This was self evident, the soldiers being kept scattered near Antwerp and in divers other places so strangely that all marvelled how he would be able to use them for anything, and the Duke does not well know (he said) how to excuse it to the King. He said much more, protesting the Duke's sincere desire to please her Majesty, but adding that some persons of quality give his Highness to understand that the Queen is only waiting to see what the King of Navarre will do with the succours come to him from Germany, without any intention to make peace at all ; and that if those in France come to an agreement amongst themselves, then those forces will come into these parts, to give the Duke something to do.
Against this (he said) they reckon to have ready forty thousand footmen, good soldiers, with abundance of brave cavalry and money. I told him that these reports were mere calumnies, invented by the enemies of the peace, and that the truth of this would shortly be manifest. God grant it, he said ; and if the Duke were not in earnest, M. de Champagney would not be one of the chief deputies, since everyone knows that he desires peace more than anyone else, and the disposition of the President is known also.To the President I have said nothing, in order not to go beyond the Duke's order.
His Highness remarked much on your lordship's long letter, how desirous her Majesty seemed to satisfy him; and he took up the letter and looked at it closely more than once. And it pleased him to see therein the name of the Lord Chancellor. Don Giovanni de Medici has arrived here and the cousin of the Duke of Savoy is expected, and also (I believe) a brother of the Emperor, with Italian and German noblemen for the service of the King of Spain.

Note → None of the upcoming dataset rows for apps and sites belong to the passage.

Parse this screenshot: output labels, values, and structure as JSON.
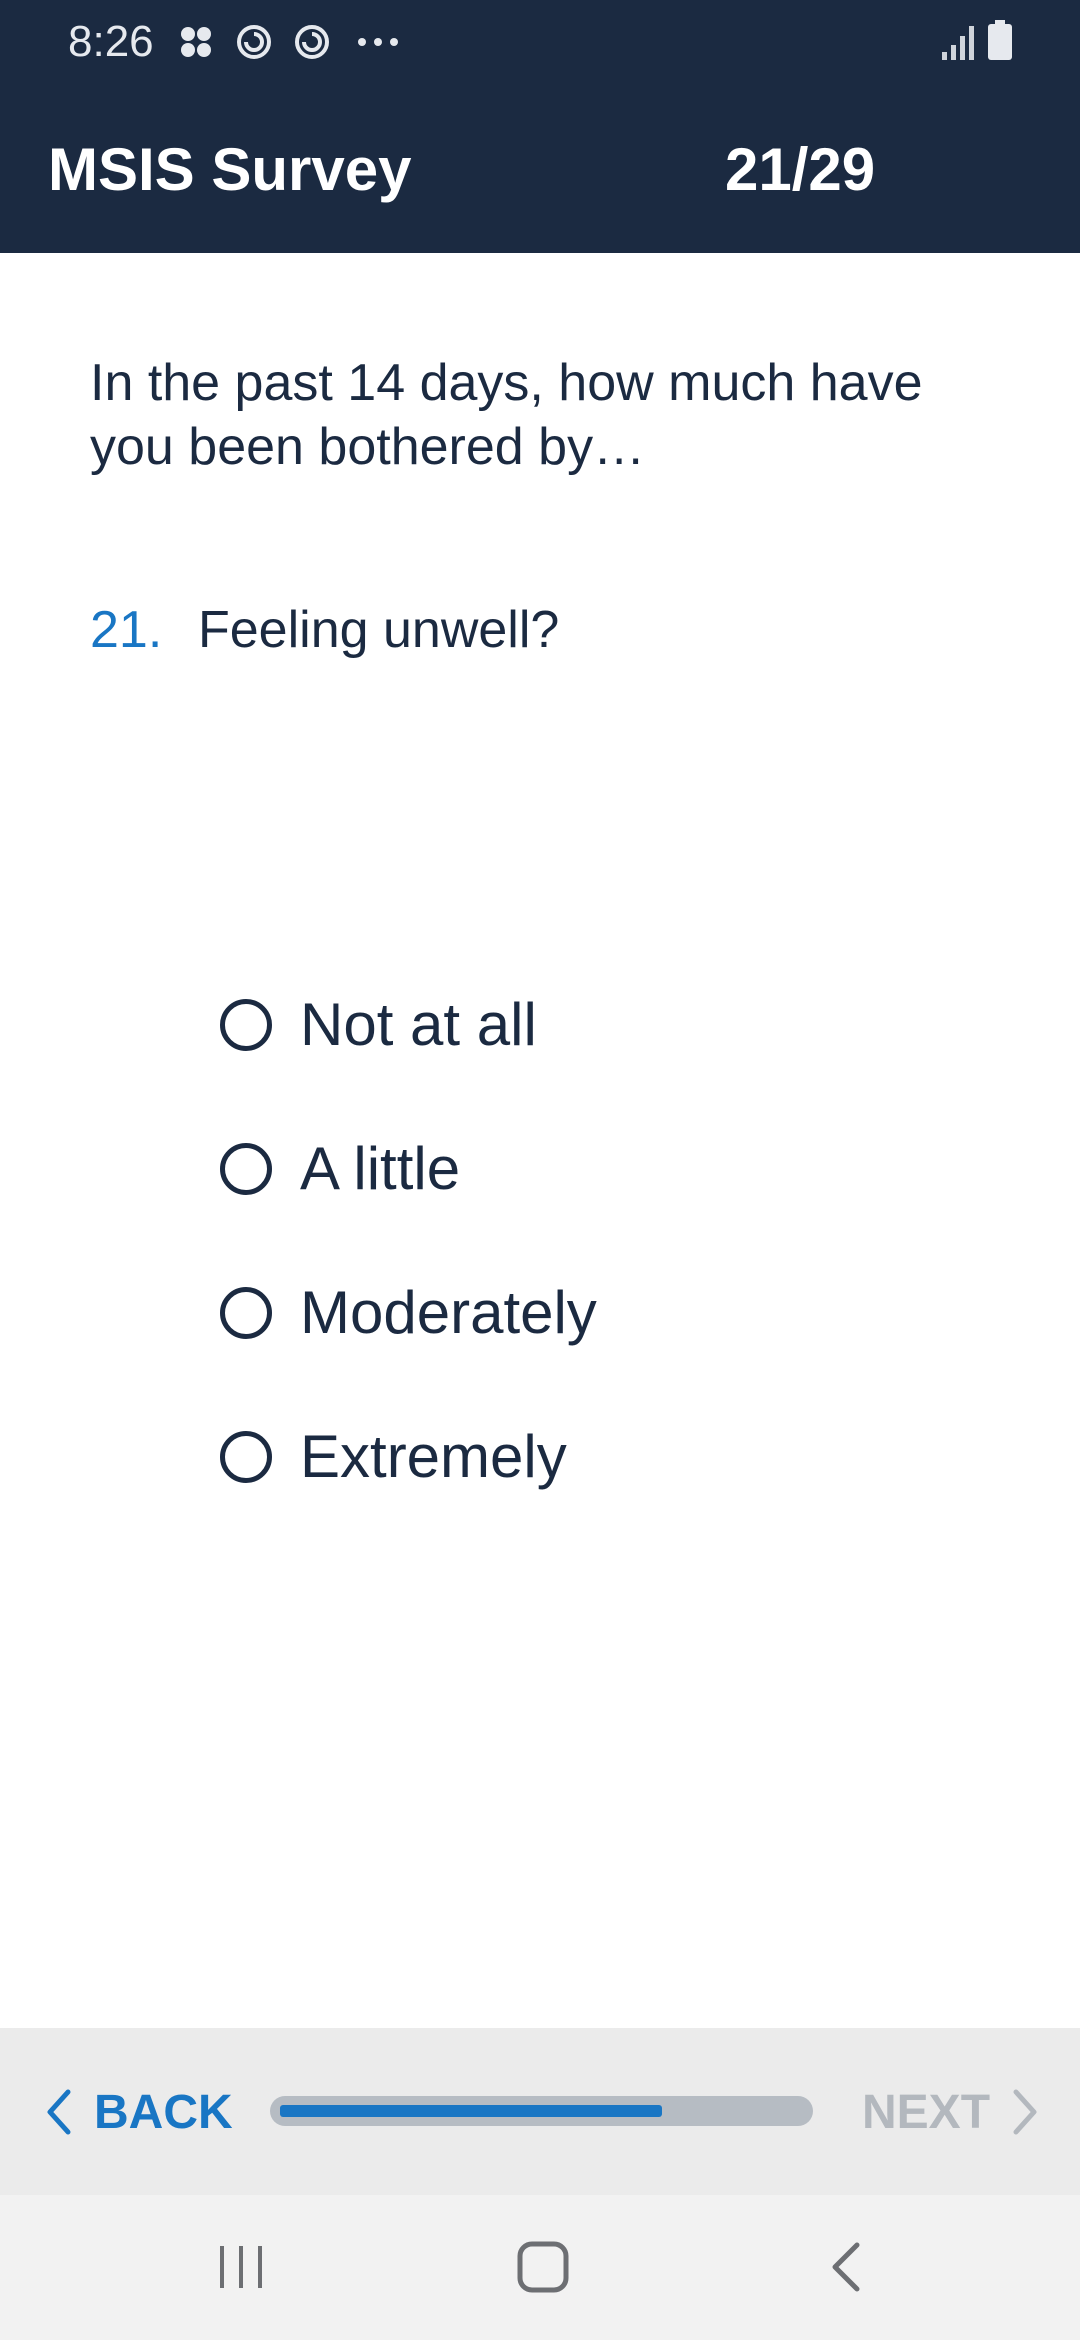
{
  "status_bar": {
    "time": "8:26",
    "icons": [
      "apps-grid-icon",
      "sync-icon",
      "sync-icon",
      "more-dots-icon"
    ],
    "right_icons": [
      "signal-icon",
      "battery-icon"
    ]
  },
  "header": {
    "title": "MSIS Survey",
    "counter": "21/29"
  },
  "question": {
    "intro": "In the past 14 days, how much have you been bothered by…",
    "number": "21.",
    "text": "Feeling unwell?",
    "options": [
      {
        "label": "Not at all",
        "selected": false
      },
      {
        "label": "A little",
        "selected": false
      },
      {
        "label": "Moderately",
        "selected": false
      },
      {
        "label": "Extremely",
        "selected": false
      }
    ]
  },
  "nav": {
    "back_label": "BACK",
    "next_label": "NEXT",
    "next_enabled": false,
    "progress": 0.73
  },
  "colors": {
    "header_bg": "#1b2a41",
    "accent": "#1976c4",
    "text": "#1b2a41",
    "disabled": "#b3b8be"
  },
  "system_nav": {
    "buttons": [
      "recent-apps-icon",
      "home-icon",
      "back-icon"
    ]
  }
}
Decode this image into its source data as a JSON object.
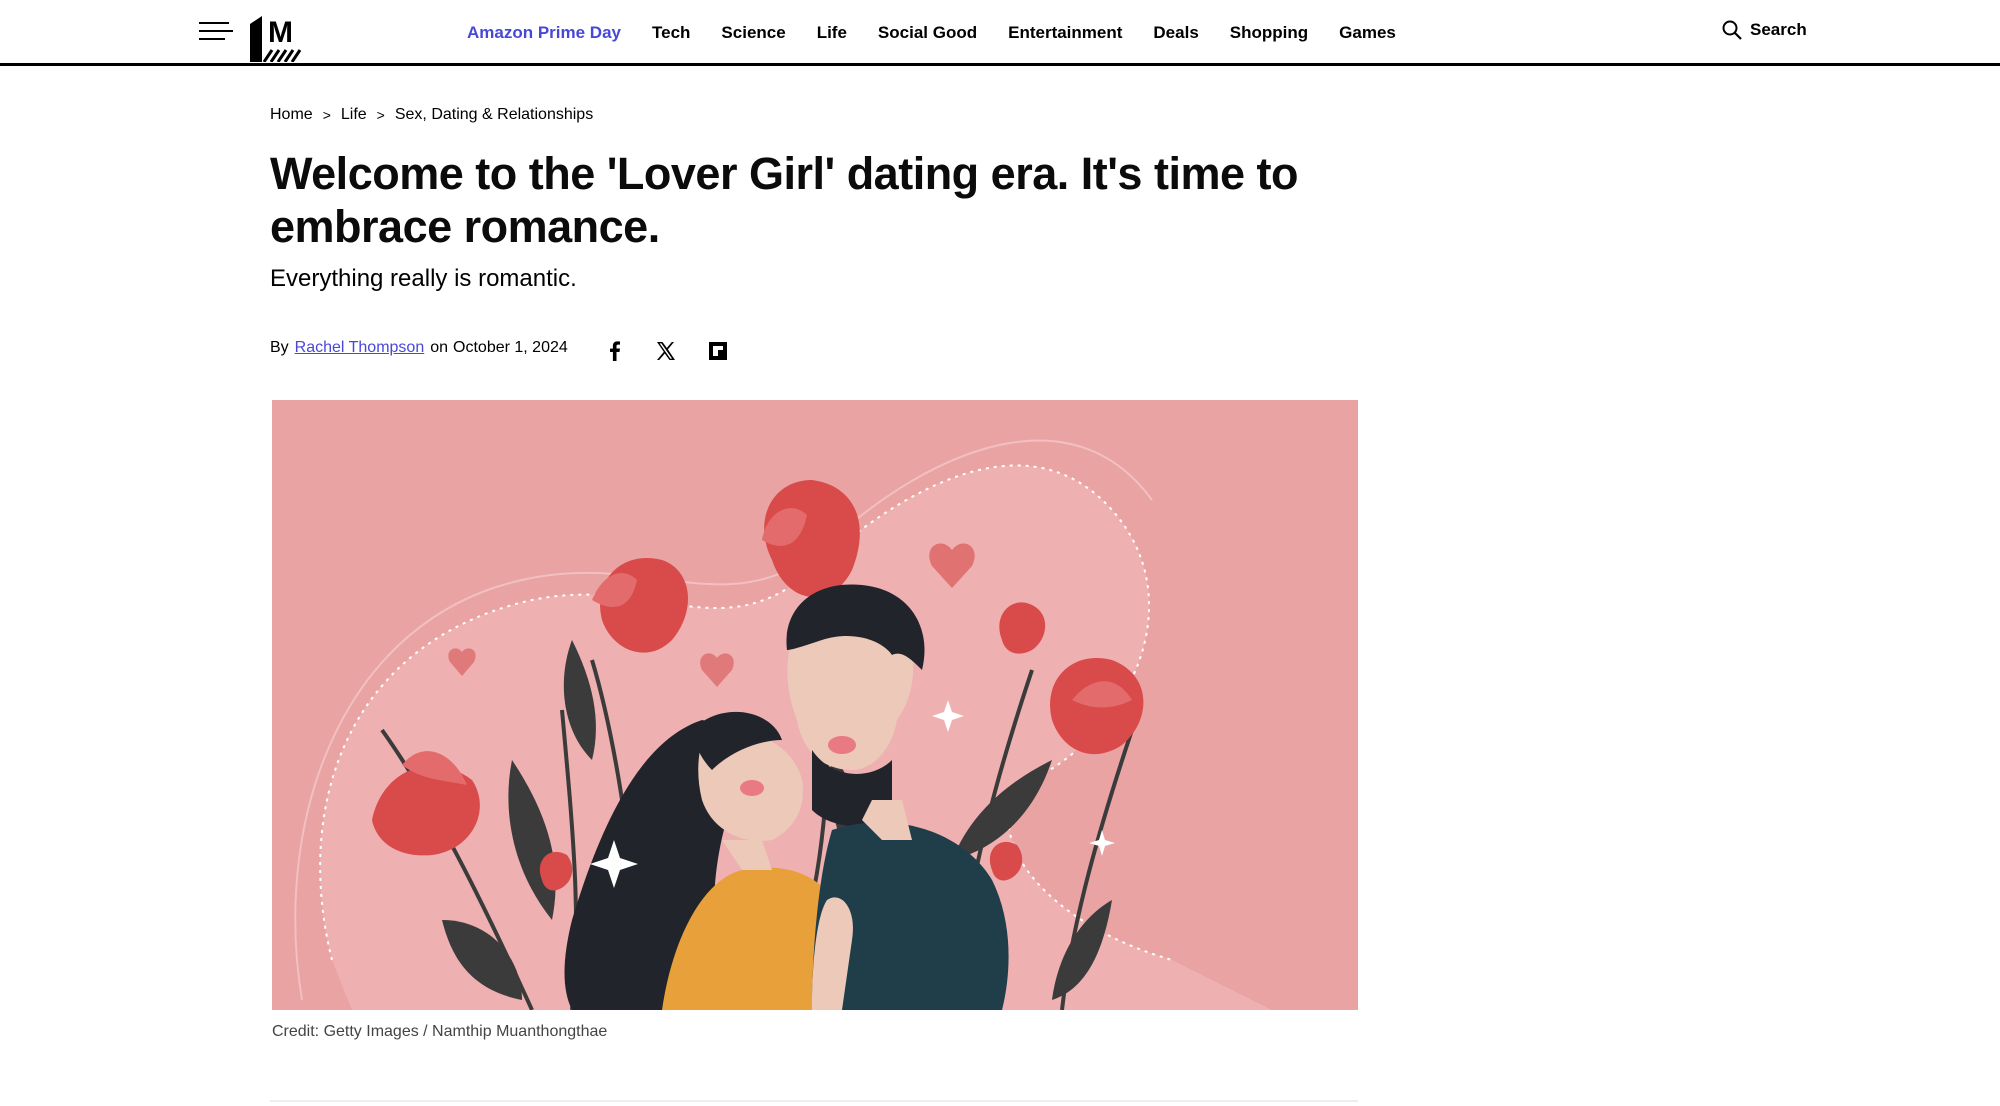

Some believe that in a few days, the Duke (if the deputies do not arrive) will go back into the field, to remain abroad the whole winter, and it may well be that he will go to Deventer; to be near the army, and to avail himself of any opportunity to possess himself of territory. I believe that he has written to the King that if he cannot bring matters to an agreement amicably, he will go forward with his forces, and that they will not let him lack money or men.
On the other hand I can also affirm that if her Majesty's deputies arrive with the good disposition required, they will find these lords (and the Duke himself above all) most determined to agree to all that may reasonably be demanded, with a certain and perfect renewal of love between herself and the King of Spain, as also for the benefit of the Low Countries in general, to make which good I will hazard the loss both of body and soul if it be found not to be so ; banishing from memory all jealousy of the past, the Duke of Parma being a most noble Italian prince, descended from Charles the Fifth, as he shows himself plainly every day by his treatment of the Spaniard who was never so kept in awe as now under his government ; non enim bene conveniunt (ab antiquo) natura et conditionibus ex diametro inter se repugnantibus.
I am sorry that the news from your side comes here so slowly, I having only received yours of the 13th of this month on the 24th and I see that mine take the like; yet I am afraid of the cost of sending an express. I do not write to Mr. Controller, believing that at this time he will have set out.
Brussels, 26 September, 1587, stilo antico. Add. Endd. by Burghley. Italian, 6 pp. [Flanders I. f. 345.]
Calendar of State Papers Foreign: Elizabeth, Volume 21, part 3, April-December 1587.
Holland and Flanders (2).
ed. Sophie Crawford Lomas and Allen B Hinds.
Originally published by His Majesty's Stationery Office, London, 1929